+++ GIVEN INFORMATION
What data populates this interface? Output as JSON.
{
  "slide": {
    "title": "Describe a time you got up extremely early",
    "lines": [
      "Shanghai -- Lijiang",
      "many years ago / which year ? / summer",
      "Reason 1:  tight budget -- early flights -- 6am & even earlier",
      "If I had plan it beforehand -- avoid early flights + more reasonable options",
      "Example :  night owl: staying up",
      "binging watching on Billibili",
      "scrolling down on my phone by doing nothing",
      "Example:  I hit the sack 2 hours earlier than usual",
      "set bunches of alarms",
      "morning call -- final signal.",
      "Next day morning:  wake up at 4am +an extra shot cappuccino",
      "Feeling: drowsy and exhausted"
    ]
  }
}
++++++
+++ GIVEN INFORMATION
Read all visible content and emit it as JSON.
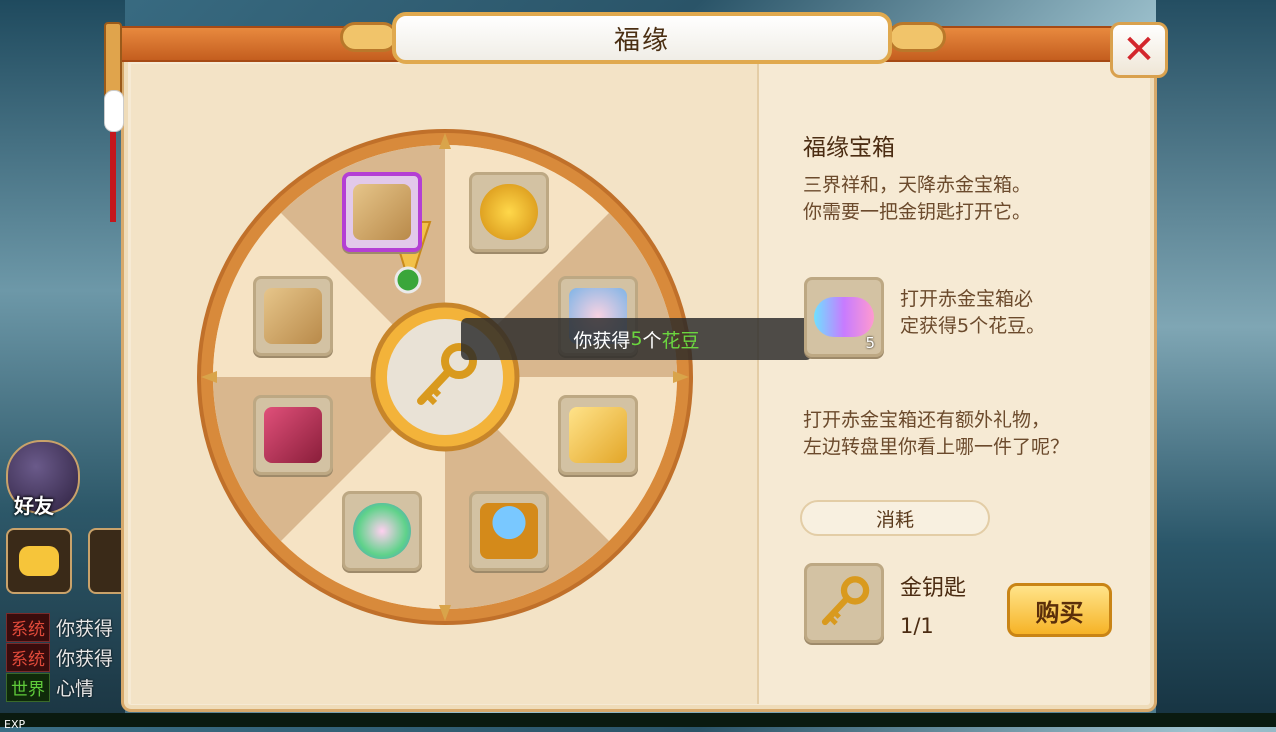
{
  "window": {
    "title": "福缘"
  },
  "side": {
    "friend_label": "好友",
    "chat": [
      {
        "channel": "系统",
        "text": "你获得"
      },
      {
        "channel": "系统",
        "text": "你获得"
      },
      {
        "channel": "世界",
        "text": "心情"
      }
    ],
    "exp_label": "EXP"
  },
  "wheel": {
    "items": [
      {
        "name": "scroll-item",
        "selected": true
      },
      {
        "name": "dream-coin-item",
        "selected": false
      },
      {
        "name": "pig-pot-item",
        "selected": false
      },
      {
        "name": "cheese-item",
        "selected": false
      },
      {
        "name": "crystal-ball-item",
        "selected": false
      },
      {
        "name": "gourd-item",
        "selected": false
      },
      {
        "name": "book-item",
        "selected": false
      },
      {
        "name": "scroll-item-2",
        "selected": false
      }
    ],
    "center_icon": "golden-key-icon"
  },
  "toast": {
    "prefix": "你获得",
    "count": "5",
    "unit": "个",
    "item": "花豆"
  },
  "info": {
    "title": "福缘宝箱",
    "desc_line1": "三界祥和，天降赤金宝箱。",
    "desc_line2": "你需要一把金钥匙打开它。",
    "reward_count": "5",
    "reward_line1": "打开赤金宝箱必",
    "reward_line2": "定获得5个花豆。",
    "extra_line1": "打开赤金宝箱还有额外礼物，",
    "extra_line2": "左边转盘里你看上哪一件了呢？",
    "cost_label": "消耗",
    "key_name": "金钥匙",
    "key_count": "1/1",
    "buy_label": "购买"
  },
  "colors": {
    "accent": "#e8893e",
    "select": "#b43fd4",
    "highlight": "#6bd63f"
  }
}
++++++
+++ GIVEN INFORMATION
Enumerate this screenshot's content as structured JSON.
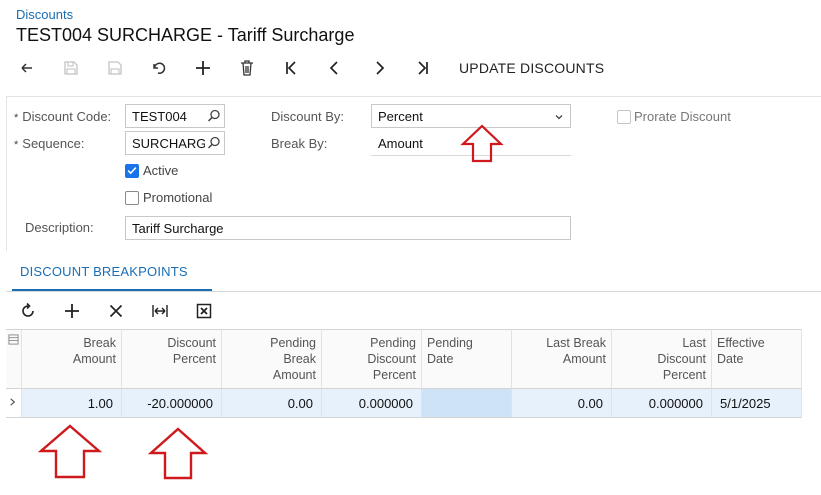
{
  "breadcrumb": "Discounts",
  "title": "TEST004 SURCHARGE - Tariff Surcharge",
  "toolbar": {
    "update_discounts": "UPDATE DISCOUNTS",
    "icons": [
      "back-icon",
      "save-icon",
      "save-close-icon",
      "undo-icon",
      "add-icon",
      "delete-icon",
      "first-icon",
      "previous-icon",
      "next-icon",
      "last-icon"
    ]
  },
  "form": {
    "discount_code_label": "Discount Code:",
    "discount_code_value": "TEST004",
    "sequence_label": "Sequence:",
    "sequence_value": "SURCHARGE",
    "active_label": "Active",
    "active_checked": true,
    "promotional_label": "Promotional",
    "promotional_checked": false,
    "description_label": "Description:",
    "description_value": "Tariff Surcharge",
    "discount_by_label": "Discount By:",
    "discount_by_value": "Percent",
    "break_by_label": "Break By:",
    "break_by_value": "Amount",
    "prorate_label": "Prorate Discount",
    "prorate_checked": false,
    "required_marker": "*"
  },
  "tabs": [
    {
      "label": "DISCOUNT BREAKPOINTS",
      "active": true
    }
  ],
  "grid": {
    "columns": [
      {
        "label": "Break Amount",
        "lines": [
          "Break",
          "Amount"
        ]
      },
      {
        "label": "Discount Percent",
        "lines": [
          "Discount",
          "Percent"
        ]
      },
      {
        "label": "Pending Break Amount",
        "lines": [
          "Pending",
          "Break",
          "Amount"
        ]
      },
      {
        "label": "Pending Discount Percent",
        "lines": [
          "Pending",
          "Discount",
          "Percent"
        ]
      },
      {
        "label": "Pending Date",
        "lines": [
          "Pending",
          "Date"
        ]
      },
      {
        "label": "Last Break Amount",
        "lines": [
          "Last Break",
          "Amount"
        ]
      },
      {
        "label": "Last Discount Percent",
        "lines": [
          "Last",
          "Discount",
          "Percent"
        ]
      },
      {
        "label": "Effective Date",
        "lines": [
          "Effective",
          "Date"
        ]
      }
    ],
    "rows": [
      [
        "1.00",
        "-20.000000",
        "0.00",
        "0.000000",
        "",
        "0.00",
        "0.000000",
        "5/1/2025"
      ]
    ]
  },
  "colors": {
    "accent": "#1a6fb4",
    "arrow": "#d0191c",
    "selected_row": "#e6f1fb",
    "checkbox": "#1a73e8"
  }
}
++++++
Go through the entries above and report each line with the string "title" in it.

(TASK SOLUTION):
    "title": "Describe a time you got up extremely early",
    "title": "福缘"
    "title": "福缘宝箱",
  "title": "TEST004 SURCHARGE - Tariff Surcharge",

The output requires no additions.